The government was forced to scrap them after losing a Supreme Court case.

How much of a barrier were employment tribunal fees to low-paid workers? Ask Elaine Janes. “Bringing up six children, I didn’t have £20 spare. Every penny was spent on my children – £250 to me would have been a lot of money. My priorities would have been keeping a roof over my head.”

That fee – £250 – is what the government has been charging a woman who wants to challenge their employer, as Janes did, to pay them the same as men of a similar skills category. As for the £950 to pay for the actual hearing? “That’s probably more than I earned a month.”

Janes did go to a tribunal, but only because she was supported by Unison, her trade union. She has won her claim, although the final compensation is still being worked out. But it’s not just about the money. “It’s about justice, really,” she says. “I think everybody should be paid equally. I don’t see why a man who is doing the equivalent job to what I was doing should earn two to three times more than I was.” She believes that by setting a fee of £950, the government “wouldn’t have even begun to understand” how much it disempowered low-paid workers.

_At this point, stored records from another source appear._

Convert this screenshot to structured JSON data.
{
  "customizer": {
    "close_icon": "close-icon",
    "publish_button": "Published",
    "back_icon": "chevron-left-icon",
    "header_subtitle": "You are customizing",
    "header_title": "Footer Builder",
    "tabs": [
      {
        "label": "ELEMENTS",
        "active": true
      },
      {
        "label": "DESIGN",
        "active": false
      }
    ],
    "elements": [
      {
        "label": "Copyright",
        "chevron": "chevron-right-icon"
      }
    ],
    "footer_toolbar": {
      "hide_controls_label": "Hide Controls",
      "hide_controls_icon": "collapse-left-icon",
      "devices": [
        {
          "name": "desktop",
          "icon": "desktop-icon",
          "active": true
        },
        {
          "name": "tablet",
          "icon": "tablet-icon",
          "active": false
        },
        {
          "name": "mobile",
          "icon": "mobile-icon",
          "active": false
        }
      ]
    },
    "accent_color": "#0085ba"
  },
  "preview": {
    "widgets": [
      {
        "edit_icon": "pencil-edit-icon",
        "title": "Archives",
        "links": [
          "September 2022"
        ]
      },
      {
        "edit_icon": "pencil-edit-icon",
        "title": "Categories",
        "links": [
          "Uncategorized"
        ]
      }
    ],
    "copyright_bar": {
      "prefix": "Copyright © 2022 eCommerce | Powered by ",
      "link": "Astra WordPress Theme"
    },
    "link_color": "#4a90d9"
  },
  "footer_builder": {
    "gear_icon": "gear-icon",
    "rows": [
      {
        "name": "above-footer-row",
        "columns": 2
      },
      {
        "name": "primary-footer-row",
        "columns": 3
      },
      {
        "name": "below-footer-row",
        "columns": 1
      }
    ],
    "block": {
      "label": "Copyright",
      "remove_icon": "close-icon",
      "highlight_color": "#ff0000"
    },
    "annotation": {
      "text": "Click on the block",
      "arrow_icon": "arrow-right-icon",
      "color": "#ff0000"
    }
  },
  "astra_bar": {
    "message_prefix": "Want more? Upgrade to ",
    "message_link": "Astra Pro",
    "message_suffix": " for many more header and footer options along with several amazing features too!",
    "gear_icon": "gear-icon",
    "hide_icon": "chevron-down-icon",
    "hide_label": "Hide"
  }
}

She has a point. The Taylor Review on working practices noted the sharp decline in tribunal cases after fees were introduced in 2013, and that the claimant could pay £1,200 upfront in fees, only to have their case dismissed on a technical point of their employment status. “We believe that this is unfair,” the report said. It added: "There can be no doubt that the introduction of fees has resulted in a significant reduction in the number of cases brought."

Now, the government has been forced to concede. On Wednesday, the Supreme Court ruled in favour of Unison’s argument that the government acted unlawfully in introducing the fees. The judges said fees were set so high, they had “a deterrent effect upon discrimination claims” and put off more genuine cases than the flimsy claims the government was trying to deter.

Shortly after the judgement, the Ministry of Justice said it would stop charging employment tribunal fees immediately and refund those who had paid. This bill could amount to £27m, according to Unison estimates. 

As for Janes, she hopes low-paid workers will feel more confident to challenge unfair work practices. “For people in the future it is good news,” she says. “It gives everybody the chance to make that claim.” 

Julia Rampen is the digital news editor of the New Statesman (previously editor of The Staggers, The New Statesman's online rolling politics blog). She has also been deputy editor at Mirror Money Online and has worked as a financial journalist for several trade magazines.